Required action
Make a tally of the lines in the records that include the string "subtitle", and give only that number.

(Page and application data records)
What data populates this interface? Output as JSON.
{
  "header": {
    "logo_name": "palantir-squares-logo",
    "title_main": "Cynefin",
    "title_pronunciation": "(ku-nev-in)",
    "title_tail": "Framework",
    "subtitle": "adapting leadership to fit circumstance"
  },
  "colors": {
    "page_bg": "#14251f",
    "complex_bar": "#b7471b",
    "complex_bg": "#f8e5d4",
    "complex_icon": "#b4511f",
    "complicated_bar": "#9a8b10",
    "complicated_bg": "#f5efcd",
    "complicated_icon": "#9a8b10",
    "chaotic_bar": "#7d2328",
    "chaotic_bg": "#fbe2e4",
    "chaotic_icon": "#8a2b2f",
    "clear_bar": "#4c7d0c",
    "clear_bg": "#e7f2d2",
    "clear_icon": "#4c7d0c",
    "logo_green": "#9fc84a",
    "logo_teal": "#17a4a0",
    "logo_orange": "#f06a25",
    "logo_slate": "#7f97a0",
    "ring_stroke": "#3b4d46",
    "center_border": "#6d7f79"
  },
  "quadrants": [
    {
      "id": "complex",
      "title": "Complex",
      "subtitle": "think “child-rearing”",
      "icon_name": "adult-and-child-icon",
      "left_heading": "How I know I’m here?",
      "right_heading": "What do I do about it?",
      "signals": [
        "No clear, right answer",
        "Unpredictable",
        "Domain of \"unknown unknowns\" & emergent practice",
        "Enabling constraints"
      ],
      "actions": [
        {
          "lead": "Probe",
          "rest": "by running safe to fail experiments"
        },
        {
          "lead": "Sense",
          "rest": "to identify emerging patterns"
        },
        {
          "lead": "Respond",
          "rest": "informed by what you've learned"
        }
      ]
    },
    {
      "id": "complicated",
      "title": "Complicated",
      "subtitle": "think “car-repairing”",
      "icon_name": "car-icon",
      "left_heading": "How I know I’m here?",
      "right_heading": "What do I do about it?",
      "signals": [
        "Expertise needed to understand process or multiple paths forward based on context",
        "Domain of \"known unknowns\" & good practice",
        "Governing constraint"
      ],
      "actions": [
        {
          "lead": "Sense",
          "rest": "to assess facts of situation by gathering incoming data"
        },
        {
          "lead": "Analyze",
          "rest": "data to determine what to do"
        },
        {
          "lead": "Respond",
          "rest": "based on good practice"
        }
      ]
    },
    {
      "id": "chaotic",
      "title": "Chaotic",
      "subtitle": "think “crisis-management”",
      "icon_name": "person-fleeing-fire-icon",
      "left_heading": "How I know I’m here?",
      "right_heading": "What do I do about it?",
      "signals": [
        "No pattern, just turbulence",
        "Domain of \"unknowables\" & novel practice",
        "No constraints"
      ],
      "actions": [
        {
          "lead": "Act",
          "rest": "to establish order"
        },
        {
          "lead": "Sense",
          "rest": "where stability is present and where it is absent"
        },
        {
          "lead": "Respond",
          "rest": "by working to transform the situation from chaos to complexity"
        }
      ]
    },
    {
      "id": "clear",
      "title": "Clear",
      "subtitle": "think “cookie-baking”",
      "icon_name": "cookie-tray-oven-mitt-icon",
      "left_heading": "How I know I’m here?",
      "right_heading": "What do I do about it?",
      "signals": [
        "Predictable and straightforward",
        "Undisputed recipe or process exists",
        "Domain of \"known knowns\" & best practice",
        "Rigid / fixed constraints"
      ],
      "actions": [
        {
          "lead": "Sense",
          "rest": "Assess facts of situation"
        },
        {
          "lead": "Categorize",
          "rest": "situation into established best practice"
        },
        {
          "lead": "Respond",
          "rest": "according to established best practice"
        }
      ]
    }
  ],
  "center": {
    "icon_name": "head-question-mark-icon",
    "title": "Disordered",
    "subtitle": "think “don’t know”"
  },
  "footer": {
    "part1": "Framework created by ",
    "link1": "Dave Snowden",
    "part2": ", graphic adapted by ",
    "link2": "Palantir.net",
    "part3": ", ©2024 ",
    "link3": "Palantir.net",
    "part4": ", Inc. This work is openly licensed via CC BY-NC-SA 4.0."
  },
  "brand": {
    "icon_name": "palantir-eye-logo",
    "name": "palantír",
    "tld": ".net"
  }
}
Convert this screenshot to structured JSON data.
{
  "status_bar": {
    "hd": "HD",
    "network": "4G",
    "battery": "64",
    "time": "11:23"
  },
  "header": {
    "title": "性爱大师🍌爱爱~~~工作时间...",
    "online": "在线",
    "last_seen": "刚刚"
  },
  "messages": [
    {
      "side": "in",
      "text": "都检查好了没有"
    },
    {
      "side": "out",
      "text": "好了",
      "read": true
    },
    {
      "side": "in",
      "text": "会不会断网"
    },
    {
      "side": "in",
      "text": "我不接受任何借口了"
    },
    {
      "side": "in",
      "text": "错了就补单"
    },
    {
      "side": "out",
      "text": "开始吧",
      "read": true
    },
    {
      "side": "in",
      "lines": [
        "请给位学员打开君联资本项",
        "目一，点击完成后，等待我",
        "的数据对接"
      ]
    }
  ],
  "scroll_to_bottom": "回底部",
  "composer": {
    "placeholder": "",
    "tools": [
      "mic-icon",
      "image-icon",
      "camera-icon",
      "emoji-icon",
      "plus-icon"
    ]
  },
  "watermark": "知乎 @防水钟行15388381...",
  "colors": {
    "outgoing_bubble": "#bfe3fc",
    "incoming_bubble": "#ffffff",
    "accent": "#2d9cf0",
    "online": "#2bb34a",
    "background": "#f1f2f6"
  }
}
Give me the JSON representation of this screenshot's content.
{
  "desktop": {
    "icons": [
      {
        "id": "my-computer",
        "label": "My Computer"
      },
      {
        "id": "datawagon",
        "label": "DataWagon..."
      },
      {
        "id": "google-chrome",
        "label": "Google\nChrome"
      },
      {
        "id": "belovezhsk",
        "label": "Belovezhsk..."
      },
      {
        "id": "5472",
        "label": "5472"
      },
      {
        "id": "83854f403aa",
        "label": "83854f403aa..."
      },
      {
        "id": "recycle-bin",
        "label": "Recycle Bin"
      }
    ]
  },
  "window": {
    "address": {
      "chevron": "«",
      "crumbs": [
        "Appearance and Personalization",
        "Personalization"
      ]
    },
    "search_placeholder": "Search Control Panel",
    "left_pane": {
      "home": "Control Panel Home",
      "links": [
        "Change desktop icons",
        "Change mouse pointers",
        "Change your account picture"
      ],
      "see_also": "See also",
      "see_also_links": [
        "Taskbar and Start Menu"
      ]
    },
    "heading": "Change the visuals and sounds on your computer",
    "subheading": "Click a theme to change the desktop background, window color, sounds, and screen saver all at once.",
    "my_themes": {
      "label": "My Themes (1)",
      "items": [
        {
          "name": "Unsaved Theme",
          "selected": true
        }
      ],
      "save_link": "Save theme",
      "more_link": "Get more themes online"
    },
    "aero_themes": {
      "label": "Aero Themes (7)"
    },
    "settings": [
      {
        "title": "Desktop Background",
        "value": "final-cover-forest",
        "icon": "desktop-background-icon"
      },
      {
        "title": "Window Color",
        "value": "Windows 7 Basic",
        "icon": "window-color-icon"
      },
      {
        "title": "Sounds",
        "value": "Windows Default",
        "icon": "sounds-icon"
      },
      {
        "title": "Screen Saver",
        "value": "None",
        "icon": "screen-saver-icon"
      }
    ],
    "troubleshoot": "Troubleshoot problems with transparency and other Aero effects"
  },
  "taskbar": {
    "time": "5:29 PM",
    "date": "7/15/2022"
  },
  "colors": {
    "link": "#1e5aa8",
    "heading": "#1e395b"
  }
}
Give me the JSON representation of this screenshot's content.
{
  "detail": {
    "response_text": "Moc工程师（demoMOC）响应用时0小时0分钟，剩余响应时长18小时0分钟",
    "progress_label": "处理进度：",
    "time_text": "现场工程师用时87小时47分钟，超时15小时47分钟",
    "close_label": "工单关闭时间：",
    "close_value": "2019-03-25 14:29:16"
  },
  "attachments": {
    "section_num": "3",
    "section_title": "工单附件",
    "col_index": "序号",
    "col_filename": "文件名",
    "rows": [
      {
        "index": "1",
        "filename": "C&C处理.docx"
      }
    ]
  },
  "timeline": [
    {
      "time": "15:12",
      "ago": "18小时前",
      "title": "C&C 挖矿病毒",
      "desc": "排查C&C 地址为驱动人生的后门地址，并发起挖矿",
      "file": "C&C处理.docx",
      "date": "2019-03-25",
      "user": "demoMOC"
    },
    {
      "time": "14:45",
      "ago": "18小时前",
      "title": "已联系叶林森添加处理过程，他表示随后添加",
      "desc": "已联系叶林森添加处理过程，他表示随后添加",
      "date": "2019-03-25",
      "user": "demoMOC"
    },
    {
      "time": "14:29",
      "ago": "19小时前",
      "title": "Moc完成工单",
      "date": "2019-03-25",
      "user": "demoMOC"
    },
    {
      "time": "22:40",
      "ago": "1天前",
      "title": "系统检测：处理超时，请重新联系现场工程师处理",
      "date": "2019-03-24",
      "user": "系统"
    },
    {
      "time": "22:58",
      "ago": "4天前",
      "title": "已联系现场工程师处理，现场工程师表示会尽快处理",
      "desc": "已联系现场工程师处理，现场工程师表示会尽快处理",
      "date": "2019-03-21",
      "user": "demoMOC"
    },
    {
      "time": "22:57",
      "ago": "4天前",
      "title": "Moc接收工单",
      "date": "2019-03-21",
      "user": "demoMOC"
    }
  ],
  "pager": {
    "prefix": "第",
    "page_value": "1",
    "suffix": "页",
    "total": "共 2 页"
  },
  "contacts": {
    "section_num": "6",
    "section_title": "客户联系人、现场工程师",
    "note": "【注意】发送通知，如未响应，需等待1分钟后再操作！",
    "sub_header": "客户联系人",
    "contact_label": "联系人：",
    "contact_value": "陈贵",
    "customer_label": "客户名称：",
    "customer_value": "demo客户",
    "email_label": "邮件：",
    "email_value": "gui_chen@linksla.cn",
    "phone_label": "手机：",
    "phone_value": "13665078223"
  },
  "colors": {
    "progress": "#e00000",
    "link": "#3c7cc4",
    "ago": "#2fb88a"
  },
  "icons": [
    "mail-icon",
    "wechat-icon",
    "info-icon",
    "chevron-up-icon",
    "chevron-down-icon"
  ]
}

Response
6